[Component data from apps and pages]
== == ==

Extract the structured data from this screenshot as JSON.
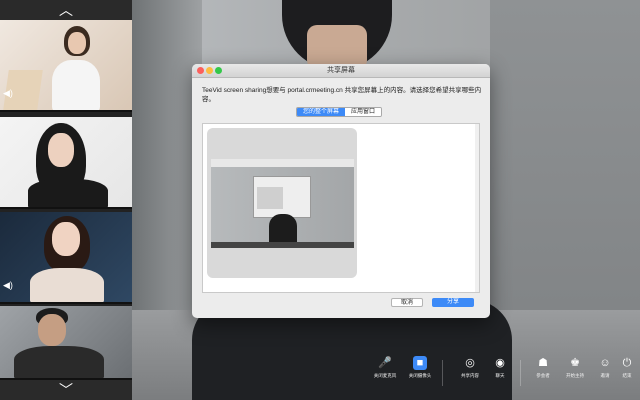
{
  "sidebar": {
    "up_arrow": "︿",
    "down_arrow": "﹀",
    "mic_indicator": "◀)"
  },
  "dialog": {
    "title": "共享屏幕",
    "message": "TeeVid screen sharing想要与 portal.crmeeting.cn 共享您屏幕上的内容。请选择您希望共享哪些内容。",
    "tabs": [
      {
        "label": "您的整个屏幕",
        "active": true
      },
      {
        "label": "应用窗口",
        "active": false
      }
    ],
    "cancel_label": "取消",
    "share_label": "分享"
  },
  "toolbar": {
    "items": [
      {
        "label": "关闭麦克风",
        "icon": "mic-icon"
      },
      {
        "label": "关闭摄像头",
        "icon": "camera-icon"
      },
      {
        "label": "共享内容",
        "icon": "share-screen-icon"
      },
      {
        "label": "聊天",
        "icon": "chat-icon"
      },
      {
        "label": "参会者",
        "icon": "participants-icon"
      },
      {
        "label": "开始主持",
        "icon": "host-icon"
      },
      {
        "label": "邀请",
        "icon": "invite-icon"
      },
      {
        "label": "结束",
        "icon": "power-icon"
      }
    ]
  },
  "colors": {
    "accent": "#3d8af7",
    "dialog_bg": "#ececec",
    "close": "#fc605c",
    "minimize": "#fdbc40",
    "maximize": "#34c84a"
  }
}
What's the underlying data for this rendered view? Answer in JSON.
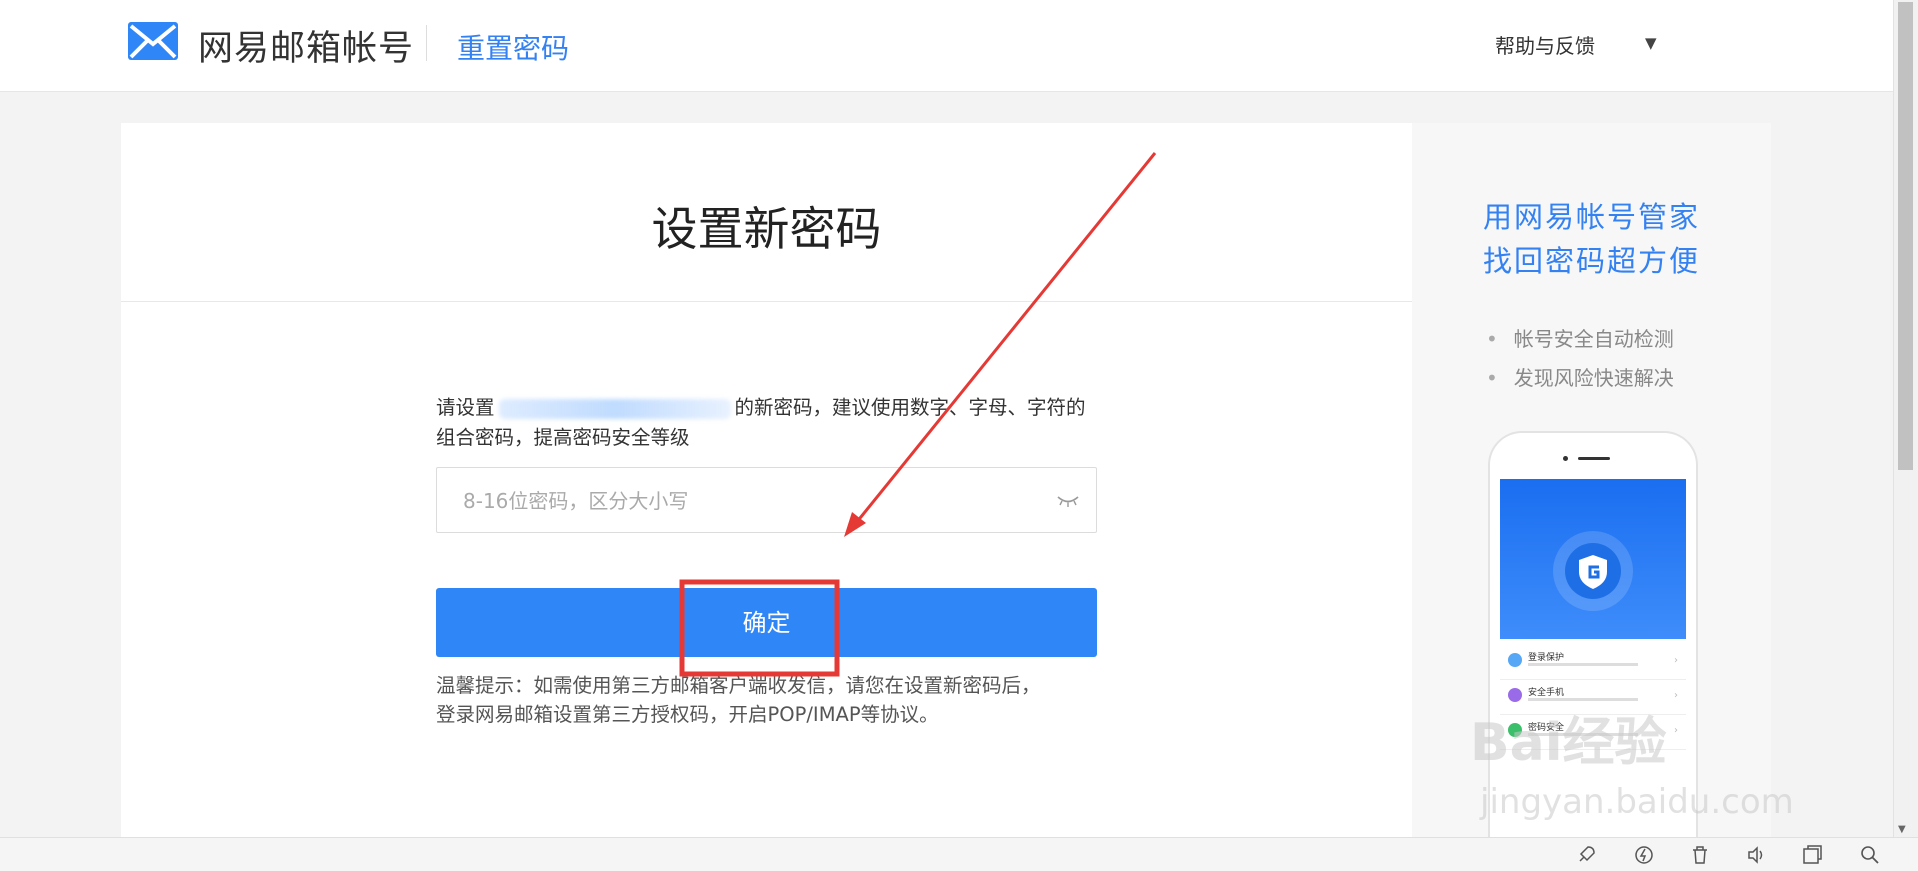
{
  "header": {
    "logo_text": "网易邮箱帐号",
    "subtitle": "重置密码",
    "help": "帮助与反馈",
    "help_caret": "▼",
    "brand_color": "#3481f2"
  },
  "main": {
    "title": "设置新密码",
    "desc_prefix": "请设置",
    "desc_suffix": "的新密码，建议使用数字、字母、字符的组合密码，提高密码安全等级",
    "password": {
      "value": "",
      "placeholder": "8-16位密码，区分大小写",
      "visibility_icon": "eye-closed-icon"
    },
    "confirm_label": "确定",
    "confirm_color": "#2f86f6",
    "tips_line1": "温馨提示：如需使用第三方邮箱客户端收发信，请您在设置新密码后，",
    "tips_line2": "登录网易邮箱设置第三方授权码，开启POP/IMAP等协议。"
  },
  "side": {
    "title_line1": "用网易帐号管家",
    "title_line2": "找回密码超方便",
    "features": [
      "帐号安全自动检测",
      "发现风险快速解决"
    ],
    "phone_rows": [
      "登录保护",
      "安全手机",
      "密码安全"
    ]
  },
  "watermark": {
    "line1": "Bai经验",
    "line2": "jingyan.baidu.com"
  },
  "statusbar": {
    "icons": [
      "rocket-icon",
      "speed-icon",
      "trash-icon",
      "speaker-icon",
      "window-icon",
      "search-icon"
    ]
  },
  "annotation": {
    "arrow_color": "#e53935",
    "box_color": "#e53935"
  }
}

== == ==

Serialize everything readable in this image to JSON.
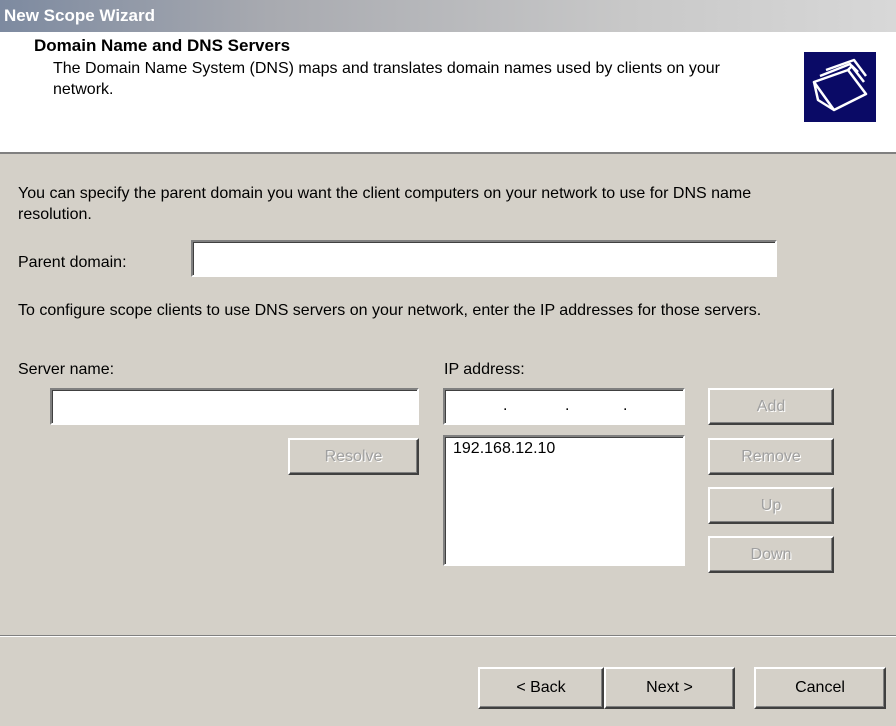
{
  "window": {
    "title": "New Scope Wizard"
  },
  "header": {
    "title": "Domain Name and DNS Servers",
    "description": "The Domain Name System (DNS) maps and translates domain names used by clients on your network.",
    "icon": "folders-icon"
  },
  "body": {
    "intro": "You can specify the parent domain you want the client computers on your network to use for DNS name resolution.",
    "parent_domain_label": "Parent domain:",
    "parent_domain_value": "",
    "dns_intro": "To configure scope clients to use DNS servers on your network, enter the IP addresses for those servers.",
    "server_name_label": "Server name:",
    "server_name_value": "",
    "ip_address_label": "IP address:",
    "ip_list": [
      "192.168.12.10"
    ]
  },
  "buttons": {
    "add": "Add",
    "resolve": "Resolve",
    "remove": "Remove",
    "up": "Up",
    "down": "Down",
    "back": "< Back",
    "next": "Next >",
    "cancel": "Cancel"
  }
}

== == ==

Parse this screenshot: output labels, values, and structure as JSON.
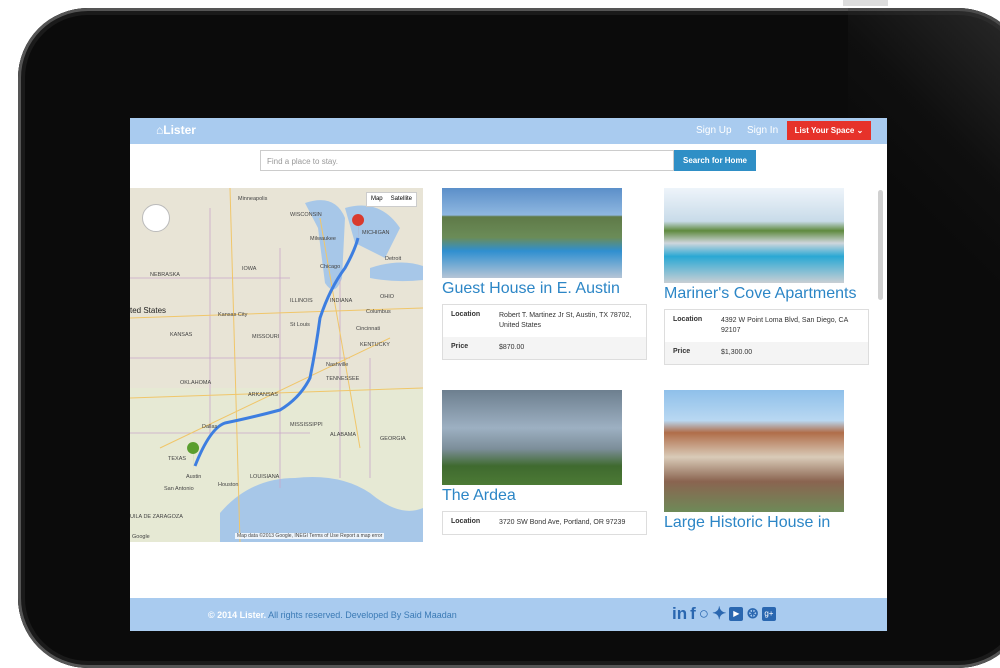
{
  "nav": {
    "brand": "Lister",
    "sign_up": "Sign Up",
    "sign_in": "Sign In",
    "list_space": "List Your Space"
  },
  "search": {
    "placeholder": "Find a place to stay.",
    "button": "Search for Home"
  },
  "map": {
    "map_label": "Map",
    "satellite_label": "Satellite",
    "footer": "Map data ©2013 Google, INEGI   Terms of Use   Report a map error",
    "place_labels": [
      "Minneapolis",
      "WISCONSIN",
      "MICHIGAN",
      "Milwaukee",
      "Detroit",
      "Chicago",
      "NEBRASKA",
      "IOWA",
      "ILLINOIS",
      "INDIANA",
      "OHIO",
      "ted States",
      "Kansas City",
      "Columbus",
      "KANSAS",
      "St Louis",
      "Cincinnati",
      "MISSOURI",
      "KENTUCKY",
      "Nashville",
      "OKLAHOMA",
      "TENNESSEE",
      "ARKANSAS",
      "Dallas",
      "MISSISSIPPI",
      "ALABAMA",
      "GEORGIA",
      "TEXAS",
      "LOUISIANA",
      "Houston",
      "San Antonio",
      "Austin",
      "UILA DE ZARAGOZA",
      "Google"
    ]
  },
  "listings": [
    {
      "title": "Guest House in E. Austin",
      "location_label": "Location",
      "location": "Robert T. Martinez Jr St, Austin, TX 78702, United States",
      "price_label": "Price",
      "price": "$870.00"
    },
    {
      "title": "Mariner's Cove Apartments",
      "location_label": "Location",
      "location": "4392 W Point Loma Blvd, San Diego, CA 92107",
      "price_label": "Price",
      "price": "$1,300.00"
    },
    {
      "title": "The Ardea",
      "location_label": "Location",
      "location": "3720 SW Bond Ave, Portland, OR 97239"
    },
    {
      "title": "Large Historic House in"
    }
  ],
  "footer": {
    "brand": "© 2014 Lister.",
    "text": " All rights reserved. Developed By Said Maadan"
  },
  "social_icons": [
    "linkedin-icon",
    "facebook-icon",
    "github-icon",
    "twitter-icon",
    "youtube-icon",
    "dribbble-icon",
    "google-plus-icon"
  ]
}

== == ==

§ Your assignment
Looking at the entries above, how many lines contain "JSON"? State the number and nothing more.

§ Result below
4